Letter from the Editor


Noma Kreegar, Editor in Chief

As a student who’s spent my time taking various journalism classes here at Blue Valley, the concept of free speech has never been an unfamiliar one.

You can say what you want to say, criticize what you want to criticize and publish what you want to publish.

That being said, you are not protected from the criticism or backlash your words will produce, as I — and the entire staff of The Tiger Print — have experienced.

This is not to say that the criticisms we have received — and will, hopefully, continue to receive — are not valued. Keeping an open line of communication between our publication and the students of BV has been a key factor in keeping the staff of The Tiger Print motivated and inspired to create engaging content.
Through criticism and evaluation of the content we have produced thus far, we have learned to consider the impact that our words will have on the student body.

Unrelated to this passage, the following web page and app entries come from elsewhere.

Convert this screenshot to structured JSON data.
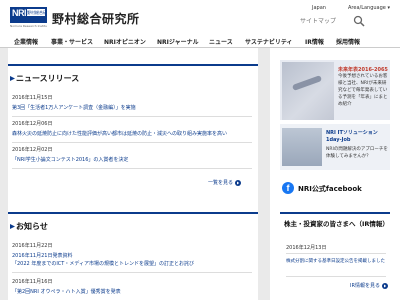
{
  "header": {
    "logo_text": "NRI",
    "logo_sub": "野村総合研究所",
    "logo_under": "Nomura Research Institute",
    "company_name": "野村総合研究所",
    "sitemap_placeholder": "サイトマップ",
    "lang_jp": "Japan",
    "lang_select": "Area/Language ▾"
  },
  "nav": {
    "items": [
      "企業情報",
      "事業・サービス",
      "NRIオピニオン",
      "NRIジャーナル",
      "ニュース",
      "サステナビリティ",
      "IR情報",
      "採用情報"
    ]
  },
  "news_release": {
    "title": "ニュースリリース",
    "items": [
      {
        "date": "2016年11月15日",
        "text": "第3回「生活者1万人アンケート調査（金融編）」を実施"
      },
      {
        "date": "2016年12月06日",
        "text": "森林火災の延焼防止に向けた性能評価が高い都市は延焼の防止・減災への取り組み実施率を高い"
      },
      {
        "date": "2016年12月02日",
        "text": "「NRI学生小論文コンテスト2016」の入賞者を決定"
      }
    ],
    "more": "一覧を見る"
  },
  "notices": {
    "title": "お知らせ",
    "items": [
      {
        "date": "2016年11月22日",
        "text": "2016年11月21日発表資料"
      },
      {
        "date": "",
        "text": "「2022 年度までのICT・メディア市場の規模とトレンドを展望」の訂正とお詫び"
      },
      {
        "date": "2016年11月16日",
        "text": "「第2回NRI オウペラ・ハト入賞」優秀賞を発表"
      }
    ]
  },
  "side": {
    "ad1_title": "未来年表2016-2065",
    "ad1_body": "今後予想されているお客様と当社、NRIが未来研究などで毎年発表している予測を「年表」にまとめ紹介",
    "ad2_title": "NRI ITソリューション 1day-Job",
    "ad2_body": "NRIの問題解決のアプローチを体験してみませんか？",
    "fb_label": "NRI公式facebook",
    "ir_title": "株主・投資家の皆さまへ（IR情報）",
    "ir_date": "2016年12月13日",
    "ir_link": "株式分割に関する基準日設定公告を掲載しました",
    "ir_more": "IR情報を見る"
  },
  "colors": {
    "brand": "#0b3b8c",
    "accent_red": "#c0392b",
    "facebook": "#1877f2"
  }
}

It’s become overwhelmingly clear that words have an immense and nearly immeasurable amount of power. Martin Luther King Jr.’s “I Have a Dream” speech brought widespread attention to a growing civil rights movement in 1963. King’s words led to an upheaval in American society and called for an end to racism in the United States.

Shortly after, in 1965, Mary Beth Tinker and a group of students wore black armbands in protest of the war in Vietnam. When the school board was notified of the protest, a ban was placed over the armbands. Tinker and four other students were asked to remove their bands and were suspended shortly thereafter. The group of students filed a First Amendment lawsuit against the school board.

Represented by the American Civil Liberties Union (ACLU), Tinker’s case was carried all the way to the Supreme Court. There, it was ruled that “students do not shed their constitutional rights to freedom of speech or expression at the schoolhouse gate,” according to the ACLU.

The same rights that King was granted in order to give his groundbreaking ‘I Have a Dream’ speech were granted to the student press, thanks to students like Mary Beth Tinker.

Nearly 20 years after the Tinker vs. Des Moines Supreme Court decision was finalized, newspaper students had their press rights stripped in the Hazelwood vs. Kuhlmeier court case.  

This decision supported the administration, saying that school officials have the right to censor student publications for legitimate reasons.

In response to the Hazelwood ruling, legislators in Kansas decided students should receive the same press rights as professional journalists. Kansas and many other states have followed in the path of this anti-Hazelwood trend to allow their student journalists more press freedom.

It’s imperative for students at BV to understand that although you may disagree with an opinion expressed in The Tiger Print, the school administration cannot suppress material purely because of controversial subject matter.

If you have concerns about something you read in the paper, exercise your first amendment rights. Come talk to the staff in Room 450, drop off a letter to the editor or email [email protected] To read some of the letters we’ve received, visit bvtigernews.com.